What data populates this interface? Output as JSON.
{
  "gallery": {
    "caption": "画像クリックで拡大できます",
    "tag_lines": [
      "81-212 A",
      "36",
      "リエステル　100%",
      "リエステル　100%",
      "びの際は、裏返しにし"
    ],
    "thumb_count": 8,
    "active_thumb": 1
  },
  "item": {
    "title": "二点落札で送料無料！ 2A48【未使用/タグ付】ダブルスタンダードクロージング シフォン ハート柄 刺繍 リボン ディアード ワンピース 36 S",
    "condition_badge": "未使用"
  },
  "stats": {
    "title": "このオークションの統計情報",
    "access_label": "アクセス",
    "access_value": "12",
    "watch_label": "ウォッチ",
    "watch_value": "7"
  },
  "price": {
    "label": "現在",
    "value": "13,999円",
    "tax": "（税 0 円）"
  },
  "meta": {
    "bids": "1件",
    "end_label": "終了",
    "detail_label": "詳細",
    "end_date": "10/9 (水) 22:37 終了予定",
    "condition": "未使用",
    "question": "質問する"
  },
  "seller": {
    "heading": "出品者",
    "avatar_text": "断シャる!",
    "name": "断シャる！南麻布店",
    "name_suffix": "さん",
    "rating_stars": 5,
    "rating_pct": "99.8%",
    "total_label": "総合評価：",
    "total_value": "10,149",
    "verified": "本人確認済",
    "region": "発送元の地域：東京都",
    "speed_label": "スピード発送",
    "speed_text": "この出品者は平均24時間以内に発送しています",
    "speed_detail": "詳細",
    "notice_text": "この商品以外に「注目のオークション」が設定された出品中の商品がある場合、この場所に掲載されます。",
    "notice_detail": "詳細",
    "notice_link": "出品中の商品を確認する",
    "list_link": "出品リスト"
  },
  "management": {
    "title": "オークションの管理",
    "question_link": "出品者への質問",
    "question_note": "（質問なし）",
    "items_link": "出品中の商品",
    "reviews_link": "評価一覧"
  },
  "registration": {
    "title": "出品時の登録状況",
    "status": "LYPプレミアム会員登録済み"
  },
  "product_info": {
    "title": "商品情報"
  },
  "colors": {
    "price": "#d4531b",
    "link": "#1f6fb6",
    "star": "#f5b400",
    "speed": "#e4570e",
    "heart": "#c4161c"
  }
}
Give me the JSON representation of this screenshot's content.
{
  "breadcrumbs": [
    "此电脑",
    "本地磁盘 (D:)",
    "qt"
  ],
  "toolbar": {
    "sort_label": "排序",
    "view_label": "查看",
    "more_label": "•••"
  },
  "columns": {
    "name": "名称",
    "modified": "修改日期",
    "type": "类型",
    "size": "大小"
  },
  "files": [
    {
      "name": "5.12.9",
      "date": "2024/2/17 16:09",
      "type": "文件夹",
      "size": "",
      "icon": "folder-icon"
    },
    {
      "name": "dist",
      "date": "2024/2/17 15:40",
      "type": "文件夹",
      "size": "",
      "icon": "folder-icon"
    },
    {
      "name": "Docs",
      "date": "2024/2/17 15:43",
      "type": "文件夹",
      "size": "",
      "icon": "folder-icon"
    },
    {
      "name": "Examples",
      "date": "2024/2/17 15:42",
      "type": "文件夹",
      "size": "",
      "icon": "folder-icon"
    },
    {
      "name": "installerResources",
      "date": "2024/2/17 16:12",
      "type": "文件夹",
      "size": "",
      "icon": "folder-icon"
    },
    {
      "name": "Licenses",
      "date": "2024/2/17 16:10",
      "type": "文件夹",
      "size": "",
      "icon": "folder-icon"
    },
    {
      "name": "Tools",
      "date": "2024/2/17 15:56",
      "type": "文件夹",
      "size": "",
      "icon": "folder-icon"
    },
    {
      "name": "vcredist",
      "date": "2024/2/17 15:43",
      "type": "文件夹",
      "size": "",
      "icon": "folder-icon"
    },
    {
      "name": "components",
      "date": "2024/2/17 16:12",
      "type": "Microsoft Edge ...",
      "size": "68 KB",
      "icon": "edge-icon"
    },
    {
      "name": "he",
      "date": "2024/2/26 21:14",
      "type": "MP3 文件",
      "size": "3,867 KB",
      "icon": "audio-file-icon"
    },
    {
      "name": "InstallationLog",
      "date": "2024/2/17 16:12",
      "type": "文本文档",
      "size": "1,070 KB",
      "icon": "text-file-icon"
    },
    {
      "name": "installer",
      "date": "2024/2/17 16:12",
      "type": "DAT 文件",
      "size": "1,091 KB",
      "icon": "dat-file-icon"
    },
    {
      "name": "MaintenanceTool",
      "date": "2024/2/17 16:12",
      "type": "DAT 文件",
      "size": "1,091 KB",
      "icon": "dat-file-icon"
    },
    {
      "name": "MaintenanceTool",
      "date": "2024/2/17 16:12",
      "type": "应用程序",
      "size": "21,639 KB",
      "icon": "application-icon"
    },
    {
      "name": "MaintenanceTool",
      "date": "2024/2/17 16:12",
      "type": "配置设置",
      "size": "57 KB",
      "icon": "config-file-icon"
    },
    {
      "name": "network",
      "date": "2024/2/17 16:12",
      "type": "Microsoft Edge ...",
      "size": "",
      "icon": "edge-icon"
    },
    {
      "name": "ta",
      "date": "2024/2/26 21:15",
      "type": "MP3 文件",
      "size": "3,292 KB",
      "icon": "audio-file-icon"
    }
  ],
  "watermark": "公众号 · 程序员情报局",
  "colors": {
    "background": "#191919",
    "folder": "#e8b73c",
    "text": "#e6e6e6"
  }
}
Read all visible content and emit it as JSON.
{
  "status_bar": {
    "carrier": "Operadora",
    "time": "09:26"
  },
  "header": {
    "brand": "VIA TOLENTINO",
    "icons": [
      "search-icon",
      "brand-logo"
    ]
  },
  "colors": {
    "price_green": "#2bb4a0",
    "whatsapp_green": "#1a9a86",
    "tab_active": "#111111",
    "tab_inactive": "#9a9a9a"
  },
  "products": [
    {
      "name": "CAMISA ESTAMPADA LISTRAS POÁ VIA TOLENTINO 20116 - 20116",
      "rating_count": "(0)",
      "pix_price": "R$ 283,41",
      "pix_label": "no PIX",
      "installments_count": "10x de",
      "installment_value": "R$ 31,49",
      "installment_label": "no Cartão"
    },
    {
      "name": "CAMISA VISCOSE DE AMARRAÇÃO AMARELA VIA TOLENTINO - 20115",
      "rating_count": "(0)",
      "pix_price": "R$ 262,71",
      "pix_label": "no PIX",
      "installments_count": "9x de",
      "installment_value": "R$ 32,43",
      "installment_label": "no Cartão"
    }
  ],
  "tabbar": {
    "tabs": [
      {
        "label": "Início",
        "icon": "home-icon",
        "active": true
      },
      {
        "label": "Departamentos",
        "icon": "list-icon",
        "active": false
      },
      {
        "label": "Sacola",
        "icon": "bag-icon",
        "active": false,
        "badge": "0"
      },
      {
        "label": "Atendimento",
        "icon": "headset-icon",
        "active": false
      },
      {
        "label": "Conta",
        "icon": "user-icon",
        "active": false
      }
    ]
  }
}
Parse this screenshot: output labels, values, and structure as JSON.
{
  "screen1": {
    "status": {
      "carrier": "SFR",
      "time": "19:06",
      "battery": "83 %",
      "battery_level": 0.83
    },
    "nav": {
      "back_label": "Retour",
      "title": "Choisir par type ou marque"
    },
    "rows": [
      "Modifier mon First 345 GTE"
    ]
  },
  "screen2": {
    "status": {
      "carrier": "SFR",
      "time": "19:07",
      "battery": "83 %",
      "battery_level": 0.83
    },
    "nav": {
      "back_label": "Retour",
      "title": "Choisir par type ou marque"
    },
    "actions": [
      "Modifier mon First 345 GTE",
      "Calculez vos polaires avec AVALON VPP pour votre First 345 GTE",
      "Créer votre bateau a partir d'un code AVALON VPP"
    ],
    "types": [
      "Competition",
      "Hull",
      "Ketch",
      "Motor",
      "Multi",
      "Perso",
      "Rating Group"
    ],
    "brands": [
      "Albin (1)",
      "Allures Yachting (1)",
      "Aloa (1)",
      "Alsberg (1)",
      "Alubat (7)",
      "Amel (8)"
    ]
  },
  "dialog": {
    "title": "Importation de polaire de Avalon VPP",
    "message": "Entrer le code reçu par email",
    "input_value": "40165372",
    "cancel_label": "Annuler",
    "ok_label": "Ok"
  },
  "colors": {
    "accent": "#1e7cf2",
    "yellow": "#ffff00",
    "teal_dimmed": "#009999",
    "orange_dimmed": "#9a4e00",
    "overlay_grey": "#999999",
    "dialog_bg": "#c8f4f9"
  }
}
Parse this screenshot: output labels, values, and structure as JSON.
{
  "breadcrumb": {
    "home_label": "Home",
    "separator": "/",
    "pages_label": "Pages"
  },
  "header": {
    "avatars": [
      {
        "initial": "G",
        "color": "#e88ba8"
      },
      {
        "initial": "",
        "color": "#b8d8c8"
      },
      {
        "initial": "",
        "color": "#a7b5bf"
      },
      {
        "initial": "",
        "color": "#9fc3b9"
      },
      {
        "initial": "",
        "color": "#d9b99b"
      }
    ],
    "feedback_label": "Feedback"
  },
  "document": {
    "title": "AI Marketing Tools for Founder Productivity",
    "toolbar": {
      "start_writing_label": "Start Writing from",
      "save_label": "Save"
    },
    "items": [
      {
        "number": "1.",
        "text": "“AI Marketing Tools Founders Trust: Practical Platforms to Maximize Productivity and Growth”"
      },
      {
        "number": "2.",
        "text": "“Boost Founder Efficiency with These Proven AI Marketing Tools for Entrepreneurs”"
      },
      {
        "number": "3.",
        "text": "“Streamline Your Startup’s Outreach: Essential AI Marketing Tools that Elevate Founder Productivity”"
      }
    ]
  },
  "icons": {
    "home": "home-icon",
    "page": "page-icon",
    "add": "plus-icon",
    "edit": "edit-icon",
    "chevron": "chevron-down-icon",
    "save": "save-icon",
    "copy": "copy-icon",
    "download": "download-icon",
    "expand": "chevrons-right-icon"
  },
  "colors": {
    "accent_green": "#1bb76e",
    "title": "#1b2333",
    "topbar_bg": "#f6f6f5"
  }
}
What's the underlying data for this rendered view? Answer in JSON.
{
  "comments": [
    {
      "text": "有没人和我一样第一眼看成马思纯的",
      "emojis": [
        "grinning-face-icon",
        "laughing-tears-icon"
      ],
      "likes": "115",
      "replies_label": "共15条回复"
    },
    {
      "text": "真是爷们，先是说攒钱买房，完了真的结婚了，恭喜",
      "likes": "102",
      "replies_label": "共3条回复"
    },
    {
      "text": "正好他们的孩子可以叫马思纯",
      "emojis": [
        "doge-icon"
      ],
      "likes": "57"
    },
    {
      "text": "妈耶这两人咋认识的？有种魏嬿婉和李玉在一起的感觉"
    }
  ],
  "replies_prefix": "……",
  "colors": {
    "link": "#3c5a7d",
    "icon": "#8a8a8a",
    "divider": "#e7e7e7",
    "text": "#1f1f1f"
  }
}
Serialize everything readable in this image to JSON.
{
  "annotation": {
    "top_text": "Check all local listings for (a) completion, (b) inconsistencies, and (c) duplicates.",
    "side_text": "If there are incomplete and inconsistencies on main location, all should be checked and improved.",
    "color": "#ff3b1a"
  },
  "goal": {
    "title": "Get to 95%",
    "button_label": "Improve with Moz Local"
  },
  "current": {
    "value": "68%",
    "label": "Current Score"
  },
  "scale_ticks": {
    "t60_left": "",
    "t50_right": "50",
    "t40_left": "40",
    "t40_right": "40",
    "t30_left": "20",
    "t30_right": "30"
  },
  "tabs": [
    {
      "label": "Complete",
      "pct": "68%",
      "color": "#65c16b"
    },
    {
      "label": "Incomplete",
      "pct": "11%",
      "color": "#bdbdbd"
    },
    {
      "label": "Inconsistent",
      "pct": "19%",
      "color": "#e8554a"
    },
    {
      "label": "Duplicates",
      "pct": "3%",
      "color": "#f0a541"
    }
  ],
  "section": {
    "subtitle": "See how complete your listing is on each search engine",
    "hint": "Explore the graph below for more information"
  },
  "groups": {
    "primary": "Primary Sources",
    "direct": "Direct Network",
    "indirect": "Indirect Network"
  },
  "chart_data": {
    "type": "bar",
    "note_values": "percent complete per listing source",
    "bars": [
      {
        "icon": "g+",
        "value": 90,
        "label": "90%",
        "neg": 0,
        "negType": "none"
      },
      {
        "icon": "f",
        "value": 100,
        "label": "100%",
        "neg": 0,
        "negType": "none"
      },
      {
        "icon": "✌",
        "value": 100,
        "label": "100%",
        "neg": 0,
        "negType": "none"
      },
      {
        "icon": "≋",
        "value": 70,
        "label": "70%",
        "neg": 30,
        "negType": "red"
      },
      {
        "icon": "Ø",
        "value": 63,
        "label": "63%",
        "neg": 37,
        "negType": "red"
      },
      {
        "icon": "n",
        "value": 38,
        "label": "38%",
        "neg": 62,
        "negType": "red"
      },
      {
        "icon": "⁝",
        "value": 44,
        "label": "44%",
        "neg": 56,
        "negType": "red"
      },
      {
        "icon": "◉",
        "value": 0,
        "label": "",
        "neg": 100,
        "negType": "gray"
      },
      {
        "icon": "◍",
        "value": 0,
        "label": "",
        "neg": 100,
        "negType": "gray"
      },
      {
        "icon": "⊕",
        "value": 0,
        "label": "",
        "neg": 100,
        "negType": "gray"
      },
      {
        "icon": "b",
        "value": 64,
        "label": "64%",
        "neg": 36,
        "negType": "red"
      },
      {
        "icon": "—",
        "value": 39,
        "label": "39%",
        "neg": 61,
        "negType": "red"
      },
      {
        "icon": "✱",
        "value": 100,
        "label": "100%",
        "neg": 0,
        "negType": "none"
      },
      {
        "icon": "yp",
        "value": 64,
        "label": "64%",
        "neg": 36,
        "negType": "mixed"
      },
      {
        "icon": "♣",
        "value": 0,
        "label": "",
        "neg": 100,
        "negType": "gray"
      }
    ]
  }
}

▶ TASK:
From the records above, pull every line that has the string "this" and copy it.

▶ TASK RESPONSE:
What data populates this interface? Output as JSON.
Give me the JSON representation of this screenshot's content.
Parse this screenshot: output labels, values, and structure as JSON.
Parse this screenshot: output labels, values, and structure as JSON.
What's the underlying data for this rendered view? Answer in JSON.
Serialize everything readable in this image to JSON.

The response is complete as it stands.